**Work task**
Answer with one number: the count of lines in the listing below that hold the word "rows".

>>

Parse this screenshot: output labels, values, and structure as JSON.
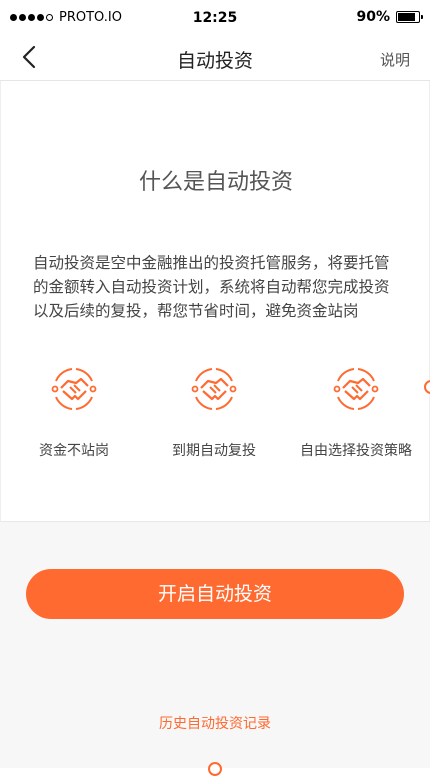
{
  "status_bar": {
    "carrier": "PROTO.IO",
    "time": "12:25",
    "battery": "90%",
    "battery_level": 0.9
  },
  "nav": {
    "title": "自动投资",
    "help": "说明",
    "back_icon": "chevron-left-icon"
  },
  "intro": {
    "heading": "什么是自动投资",
    "description": "自动投资是空中金融推出的投资托管服务，将要托管的金额转入自动投资计划，系统将自动帮您完成投资以及后续的复投，帮您节省时间，避免资金站岗"
  },
  "features": [
    {
      "label": "资金不站岗",
      "icon": "handshake-icon"
    },
    {
      "label": "到期自动复投",
      "icon": "handshake-icon"
    },
    {
      "label": "自由选择投资策略",
      "icon": "handshake-icon"
    }
  ],
  "actions": {
    "primary": "开启自动投资",
    "history": "历史自动投资记录"
  },
  "colors": {
    "accent": "#ff6a30",
    "background": "#f7f7f7"
  }
}
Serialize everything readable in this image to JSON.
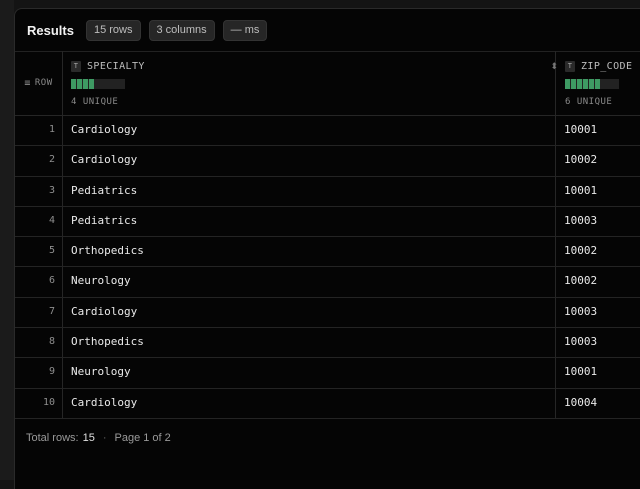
{
  "header": {
    "title": "Results",
    "row_count": "15 rows",
    "col_count": "3 columns",
    "time": "— ms"
  },
  "columns": {
    "row_label": "ROW",
    "specialty": {
      "name": "SPECIALTY",
      "type": "T",
      "unique": "4 UNIQUE",
      "unique_bars": 4
    },
    "zip_code": {
      "name": "ZIP_CODE",
      "type": "T",
      "unique": "6 UNIQUE",
      "unique_bars": 6
    }
  },
  "rows": [
    {
      "n": "1",
      "specialty": "Cardiology",
      "zip": "10001"
    },
    {
      "n": "2",
      "specialty": "Cardiology",
      "zip": "10002"
    },
    {
      "n": "3",
      "specialty": "Pediatrics",
      "zip": "10001"
    },
    {
      "n": "4",
      "specialty": "Pediatrics",
      "zip": "10003"
    },
    {
      "n": "5",
      "specialty": "Orthopedics",
      "zip": "10002"
    },
    {
      "n": "6",
      "specialty": "Neurology",
      "zip": "10002"
    },
    {
      "n": "7",
      "specialty": "Cardiology",
      "zip": "10003"
    },
    {
      "n": "8",
      "specialty": "Orthopedics",
      "zip": "10003"
    },
    {
      "n": "9",
      "specialty": "Neurology",
      "zip": "10001"
    },
    {
      "n": "10",
      "specialty": "Cardiology",
      "zip": "10004"
    }
  ],
  "footer": {
    "total_label": "Total rows:",
    "total_value": "15",
    "separator": "·",
    "page": "Page 1 of 2"
  },
  "colors": {
    "accent_bar": "#3e9a63",
    "panel_bg": "#050505"
  },
  "icons": {
    "row_header": "rows-icon",
    "sort": "sort-icon",
    "type": "text-type-icon"
  }
}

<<

**Exercise result**
4